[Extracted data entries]

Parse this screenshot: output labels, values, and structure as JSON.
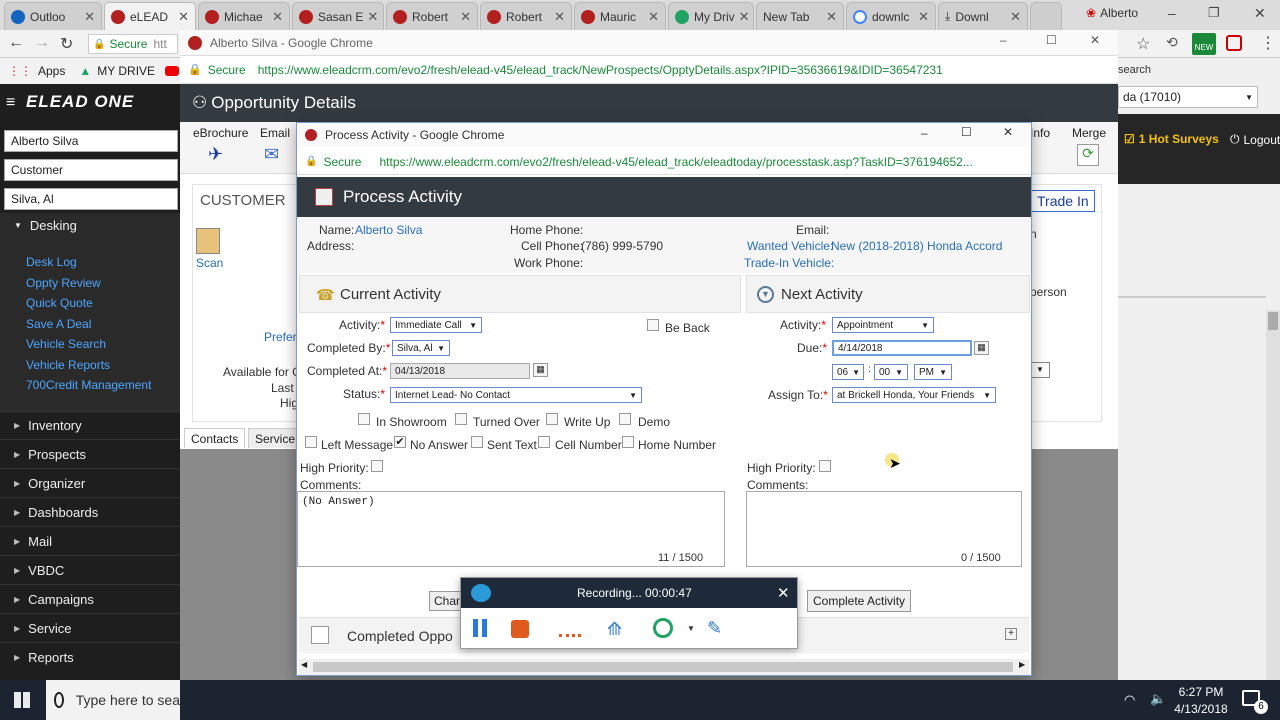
{
  "browser_tabs": [
    {
      "label": "Outloo"
    },
    {
      "label": "eLEAD"
    },
    {
      "label": "Michae"
    },
    {
      "label": "Sasan E"
    },
    {
      "label": "Robert"
    },
    {
      "label": "Robert"
    },
    {
      "label": "Mauric"
    },
    {
      "label": "My Driv"
    },
    {
      "label": "New Tab"
    },
    {
      "label": "downlc"
    },
    {
      "label": "Downl"
    }
  ],
  "profile_name": "Alberto",
  "outer_toolbar": {
    "secure": "Secure",
    "url_fragment": "htt"
  },
  "bookmarks": {
    "apps": "Apps",
    "drive": "MY DRIVE"
  },
  "right_pane": {
    "search": "search",
    "location": "da (17010)",
    "hot_surveys": "1 Hot Surveys",
    "logout": "Logout",
    "person": "person",
    "n_label": "n"
  },
  "sidebar": {
    "logo": "ELEAD ONE",
    "name_input": "Alberto Silva",
    "type_input": "Customer",
    "search_input": "Silva, Al",
    "desking": "Desking",
    "links": [
      "Desk Log",
      "Oppty Review",
      "Quick Quote",
      "Save A Deal",
      "Vehicle Search",
      "Vehicle Reports",
      "700Credit Management"
    ],
    "sections": [
      "Inventory",
      "Prospects",
      "Organizer",
      "Dashboards",
      "Mail",
      "VBDC",
      "Campaigns",
      "Service",
      "Reports"
    ]
  },
  "bg_window": {
    "title": "Alberto Silva - Google Chrome",
    "secure": "Secure",
    "url": "https://www.eleadcrm.com/evo2/fresh/elead-v45/elead_track/NewProspects/OpptyDetails.aspx?IPID=35636619&IDID=36547231",
    "page_title": "Opportunity Details",
    "tools": [
      "eBrochure",
      "Email",
      "Info",
      "Merge"
    ],
    "customer_header": "CUSTOMER",
    "scan": "Scan",
    "trade_in": "Trade In",
    "prefer": "Prefer",
    "available": "Available for C",
    "last": "Last",
    "hig": "Hig",
    "tabs": [
      "Contacts",
      "Service"
    ]
  },
  "modal": {
    "chrome_title": "Process Activity - Google Chrome",
    "secure": "Secure",
    "url": "https://www.eleadcrm.com/evo2/fresh/elead-v45/elead_track/eleadtoday/processtask.asp?TaskID=376194652...",
    "title": "Process Activity",
    "info": {
      "name_label": "Name:",
      "name": "Alberto Silva",
      "address_label": "Address:",
      "home_phone_label": "Home Phone:",
      "cell_phone_label": "Cell Phone:",
      "cell_phone": "(786) 999-5790",
      "work_phone_label": "Work Phone:",
      "email_label": "Email:",
      "wanted_label": "Wanted Vehicle:",
      "wanted": "New (2018-2018) Honda Accord",
      "tradein_label": "Trade-In Vehicle:"
    },
    "current": {
      "header": "Current Activity",
      "activity_label": "Activity:",
      "activity": "Immediate Call",
      "be_back": "Be Back",
      "completed_by_label": "Completed By:",
      "completed_by": "Silva, Al",
      "completed_at_label": "Completed At:",
      "completed_at": "04/13/2018",
      "status_label": "Status:",
      "status": "Internet Lead- No Contact",
      "checks_row1": [
        "In Showroom",
        "Turned Over",
        "Write Up",
        "Demo"
      ],
      "checks_row2": [
        "Left Message",
        "No Answer",
        "Sent Text",
        "Cell Number",
        "Home Number"
      ],
      "checked": "No Answer",
      "high_priority": "High Priority:",
      "comments_label": "Comments:",
      "comments": "(No Answer)",
      "counter": "11 / 1500"
    },
    "next": {
      "header": "Next Activity",
      "activity_label": "Activity:",
      "activity": "Appointment",
      "due_label": "Due:",
      "due": "4/14/2018",
      "hour": "06",
      "minute": "00",
      "ampm": "PM",
      "assign_label": "Assign To:",
      "assign": "at Brickell Honda, Your Friends",
      "high_priority": "High Priority:",
      "comments_label": "Comments:",
      "counter": "0 / 1500"
    },
    "buttons": {
      "change": "Chan",
      "complete": "Complete Activity"
    },
    "completed_section": "Completed Oppo"
  },
  "recorder": {
    "status": "Recording... 00:00:47"
  },
  "taskbar": {
    "search": "Type here to sea",
    "time": "6:27 PM",
    "date": "4/13/2018",
    "notif": "6"
  },
  "colors": {
    "accent": "#2a6fb8",
    "header_dark": "#333a40",
    "required": "#d00000"
  }
}
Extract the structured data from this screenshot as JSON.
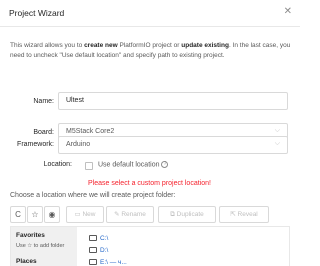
{
  "dialog": {
    "title": "Project Wizard",
    "close": "✕"
  },
  "intro": {
    "part1": "This wizard allows you to ",
    "bold1": "create new",
    "part2": " PlatformIO project or ",
    "bold2": "update existing",
    "part3": ". In the last case, you need to uncheck \"Use default location\" and specify path to existing project."
  },
  "form": {
    "name_label": "Name:",
    "name_value": "Ultest",
    "board_label": "Board:",
    "board_value": "M5Stack Core2",
    "framework_label": "Framework:",
    "framework_value": "Arduino",
    "location_label": "Location:",
    "use_default_label": "Use default location",
    "use_default_checked": false,
    "help_glyph": "?"
  },
  "error": "Please select a custom project location!",
  "choose_label": "Choose a location where we will create project folder:",
  "toolbar": {
    "refresh": "C",
    "star": "☆",
    "eye": "◉",
    "new": "New",
    "rename": "Rename",
    "duplicate": "Duplicate",
    "reveal": "Reveal"
  },
  "browser": {
    "favorites_title": "Favorites",
    "favorites_hint": "Use ☆ to add folder",
    "places_title": "Places",
    "folders": [
      "C:\\",
      "D:\\",
      "E:\\ — ч..."
    ]
  }
}
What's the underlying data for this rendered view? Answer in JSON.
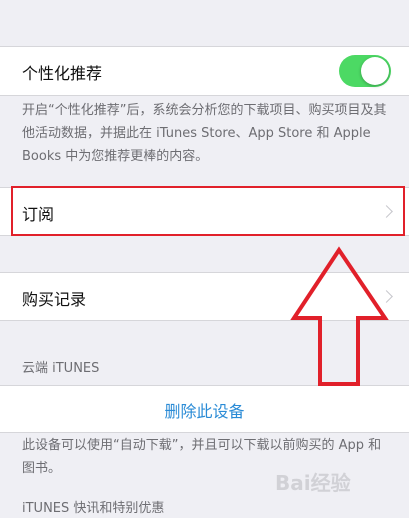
{
  "personalized": {
    "label": "个性化推荐",
    "toggle_on": true,
    "description": "开启“个性化推荐”后，系统会分析您的下载项目、购买项目及其他活动数据，并据此在 iTunes Store、App Store 和 Apple Books 中为您推荐更棒的内容。"
  },
  "subscriptions": {
    "label": "订阅"
  },
  "purchase_history": {
    "label": "购买记录"
  },
  "cloud": {
    "header": "云端 iTUNES",
    "remove_label": "删除此设备",
    "description": "此设备可以使用“自动下载”，并且可以下载以前购买的 App 和图书。"
  },
  "offers": {
    "header": "iTUNES 快讯和特别优惠"
  },
  "colors": {
    "background": "#efeff4",
    "toggle_on": "#4cd964",
    "link_blue": "#2a8bd6",
    "highlight_red": "#e1202a"
  },
  "icons": {
    "chevron": "chevron-right-icon",
    "arrow": "red-up-arrow-annotation-icon"
  },
  "watermark": {
    "text": "Bai经验"
  }
}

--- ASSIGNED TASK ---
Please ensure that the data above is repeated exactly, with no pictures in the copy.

--- RESULT BELOW ---
Parse this screenshot: output labels, values, and structure as JSON.
{
  "browser_tabs": [
    {
      "label": "Outloo"
    },
    {
      "label": "eLEAD"
    },
    {
      "label": "Michae"
    },
    {
      "label": "Sasan E"
    },
    {
      "label": "Robert"
    },
    {
      "label": "Robert"
    },
    {
      "label": "Mauric"
    },
    {
      "label": "My Driv"
    },
    {
      "label": "New Tab"
    },
    {
      "label": "downlc"
    },
    {
      "label": "Downl"
    }
  ],
  "profile_name": "Alberto",
  "outer_toolbar": {
    "secure": "Secure",
    "url_fragment": "htt"
  },
  "bookmarks": {
    "apps": "Apps",
    "drive": "MY DRIVE"
  },
  "right_pane": {
    "search": "search",
    "location": "da (17010)",
    "hot_surveys": "1 Hot Surveys",
    "logout": "Logout",
    "person": "person",
    "n_label": "n"
  },
  "sidebar": {
    "logo": "ELEAD ONE",
    "name_input": "Alberto Silva",
    "type_input": "Customer",
    "search_input": "Silva, Al",
    "desking": "Desking",
    "links": [
      "Desk Log",
      "Oppty Review",
      "Quick Quote",
      "Save A Deal",
      "Vehicle Search",
      "Vehicle Reports",
      "700Credit Management"
    ],
    "sections": [
      "Inventory",
      "Prospects",
      "Organizer",
      "Dashboards",
      "Mail",
      "VBDC",
      "Campaigns",
      "Service",
      "Reports"
    ]
  },
  "bg_window": {
    "title": "Alberto Silva - Google Chrome",
    "secure": "Secure",
    "url": "https://www.eleadcrm.com/evo2/fresh/elead-v45/elead_track/NewProspects/OpptyDetails.aspx?IPID=35636619&IDID=36547231",
    "page_title": "Opportunity Details",
    "tools": [
      "eBrochure",
      "Email",
      "Info",
      "Merge"
    ],
    "customer_header": "CUSTOMER",
    "scan": "Scan",
    "trade_in": "Trade In",
    "prefer": "Prefer",
    "available": "Available for C",
    "last": "Last",
    "hig": "Hig",
    "tabs": [
      "Contacts",
      "Service"
    ]
  },
  "modal": {
    "chrome_title": "Process Activity - Google Chrome",
    "secure": "Secure",
    "url": "https://www.eleadcrm.com/evo2/fresh/elead-v45/elead_track/eleadtoday/processtask.asp?TaskID=376194652...",
    "title": "Process Activity",
    "info": {
      "name_label": "Name:",
      "name": "Alberto Silva",
      "address_label": "Address:",
      "home_phone_label": "Home Phone:",
      "cell_phone_label": "Cell Phone:",
      "cell_phone": "(786) 999-5790",
      "work_phone_label": "Work Phone:",
      "email_label": "Email:",
      "wanted_label": "Wanted Vehicle:",
      "wanted": "New (2018-2018) Honda Accord",
      "tradein_label": "Trade-In Vehicle:"
    },
    "current": {
      "header": "Current Activity",
      "activity_label": "Activity:",
      "activity": "Immediate Call",
      "be_back": "Be Back",
      "completed_by_label": "Completed By:",
      "completed_by": "Silva, Al",
      "completed_at_label": "Completed At:",
      "completed_at": "04/13/2018",
      "status_label": "Status:",
      "status": "Internet Lead- No Contact",
      "checks_row1": [
        "In Showroom",
        "Turned Over",
        "Write Up",
        "Demo"
      ],
      "checks_row2": [
        "Left Message",
        "No Answer",
        "Sent Text",
        "Cell Number",
        "Home Number"
      ],
      "checked": "No Answer",
      "high_priority": "High Priority:",
      "comments_label": "Comments:",
      "comments": "(No Answer)",
      "counter": "11 / 1500"
    },
    "next": {
      "header": "Next Activity",
      "activity_label": "Activity:",
      "activity": "Appointment",
      "due_label": "Due:",
      "due": "4/14/2018",
      "hour": "06",
      "minute": "00",
      "ampm": "PM",
      "assign_label": "Assign To:",
      "assign": "at Brickell Honda, Your Friends",
      "high_priority": "High Priority:",
      "comments_label": "Comments:",
      "counter": "0 / 1500"
    },
    "buttons": {
      "change": "Chan",
      "complete": "Complete Activity"
    },
    "completed_section": "Completed Oppo"
  },
  "recorder": {
    "status": "Recording... 00:00:47"
  },
  "taskbar": {
    "search": "Type here to sea",
    "time": "6:27 PM",
    "date": "4/13/2018",
    "notif": "6"
  },
  "colors": {
    "accent": "#2a6fb8",
    "header_dark": "#333a40",
    "required": "#d00000"
  }
}
Extract the structured data from this screenshot as JSON.
{
  "dialog": {
    "title": "Project Wizard",
    "close": "✕"
  },
  "intro": {
    "part1": "This wizard allows you to ",
    "bold1": "create new",
    "part2": " PlatformIO project or ",
    "bold2": "update existing",
    "part3": ". In the last case, you need to uncheck \"Use default location\" and specify path to existing project."
  },
  "form": {
    "name_label": "Name:",
    "name_value": "Ultest",
    "board_label": "Board:",
    "board_value": "M5Stack Core2",
    "framework_label": "Framework:",
    "framework_value": "Arduino",
    "location_label": "Location:",
    "use_default_label": "Use default location",
    "use_default_checked": false,
    "help_glyph": "?"
  },
  "error": "Please select a custom project location!",
  "choose_label": "Choose a location where we will create project folder:",
  "toolbar": {
    "refresh": "C",
    "star": "☆",
    "eye": "◉",
    "new": "New",
    "rename": "Rename",
    "duplicate": "Duplicate",
    "reveal": "Reveal"
  },
  "browser": {
    "favorites_title": "Favorites",
    "favorites_hint": "Use ☆ to add folder",
    "places_title": "Places",
    "folders": [
      "C:\\",
      "D:\\",
      "E:\\ — ч..."
    ]
  }
}
What's the underlying data for this rendered view? Answer in JSON.
{
  "personalized": {
    "label": "个性化推荐",
    "toggle_on": true,
    "description": "开启“个性化推荐”后，系统会分析您的下载项目、购买项目及其他活动数据，并据此在 iTunes Store、App Store 和 Apple Books 中为您推荐更棒的内容。"
  },
  "subscriptions": {
    "label": "订阅"
  },
  "purchase_history": {
    "label": "购买记录"
  },
  "cloud": {
    "header": "云端 iTUNES",
    "remove_label": "删除此设备",
    "description": "此设备可以使用“自动下载”，并且可以下载以前购买的 App 和图书。"
  },
  "offers": {
    "header": "iTUNES 快讯和特别优惠"
  },
  "colors": {
    "background": "#efeff4",
    "toggle_on": "#4cd964",
    "link_blue": "#2a8bd6",
    "highlight_red": "#e1202a"
  },
  "icons": {
    "chevron": "chevron-right-icon",
    "arrow": "red-up-arrow-annotation-icon"
  },
  "watermark": {
    "text": "Bai经验"
  }
}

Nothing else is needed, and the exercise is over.